Rick contemplates the potential for a shot on the beach in Cornwall. Photography, as we all know, is not real at all. It is an illusion of reality with which we create our own private world. -Arnold Newman Cheers, Paul

Work of art

Met this chap in the street in Leeds. We talked about the trials and tribulations of the local football team and he agreed to pose for me. This image is part of my 'street portraits' project. I'm thoroughly enjoying this project. It's great to meet people and learn new things. Most are very friendly and open to chat and have their picture taken. Now you know I don't like advertising stuff and this is not a commercial blog, but I have to say that I think Lightroom is a brilliant piece of software and in combination with Photoshop it gives me the workflow options and speed I need to get through loads of images. Speaking of which, I'd better get on with it. Someone asked me if the tattoos on the chap are real. The answer is yes, absolutely. I'll upload other images from the series in the coming weeks. Till soon, Paul

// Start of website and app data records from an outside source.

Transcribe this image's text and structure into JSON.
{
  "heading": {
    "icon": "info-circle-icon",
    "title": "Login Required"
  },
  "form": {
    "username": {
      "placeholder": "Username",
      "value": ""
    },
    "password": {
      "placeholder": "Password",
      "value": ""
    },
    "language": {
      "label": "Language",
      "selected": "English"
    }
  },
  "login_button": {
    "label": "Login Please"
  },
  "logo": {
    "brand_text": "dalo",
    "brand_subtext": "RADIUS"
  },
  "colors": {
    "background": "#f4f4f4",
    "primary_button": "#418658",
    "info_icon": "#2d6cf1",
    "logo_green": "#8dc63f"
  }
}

Street Portraits

James and a friend in fancy dress for a 21st birthday party on the street in Bournemouth. I'm working on a series of street portraits and thoroughly enjoying it. These two were part of a whole group and they were having great fun, a bit boisterous but certainly not being destructive or anything. However, when they tried to buy an ice-cream from a stall they were refused service. I can't stand these small minded people who follow a strict policy, applying it to everyone without looking past clothing and style at the actual individual. Granted if you're dealing with real trouble makers you've got to put your foot down but if you can see that no harm is meant then why be a 'jobs worth' and totally inflexible? The following day I went into a pub to enquire about the menu and was told to take my cap off. It surprised me. I certainly don't think that I look like a trouble maker. Well maybe I do look a bit dangerous LOL . In my experience as a photographer dealin

Visit the archive

This is the Chesil Speedster which is inspired by the classic 1956 Porsche 356. I photographed it in Padstow, Cornwall. I'd like to welcome my new readers. I've been writing this blog since March 2005 and am humbled by the interest shown from the four corners of the globe. So far I've written 208 articles. Not bad. Please visit the archive page which has a comprehensive list of articles up to the end of April 2007. It may sound strange but even though I wrote them all when I browse back I discover things of interest which I'd not thought of for a long time. And I think, did I really write that? I always see room for improvement too. One of the joys of writing is that you can put down arguments and analyse complex issues in a way that leads to discovering new ideas. Every article is a bit of journey and I rarely know the full story until I've written it. And when I read those articles years later I rediscover things that have slipped away into the subconscious.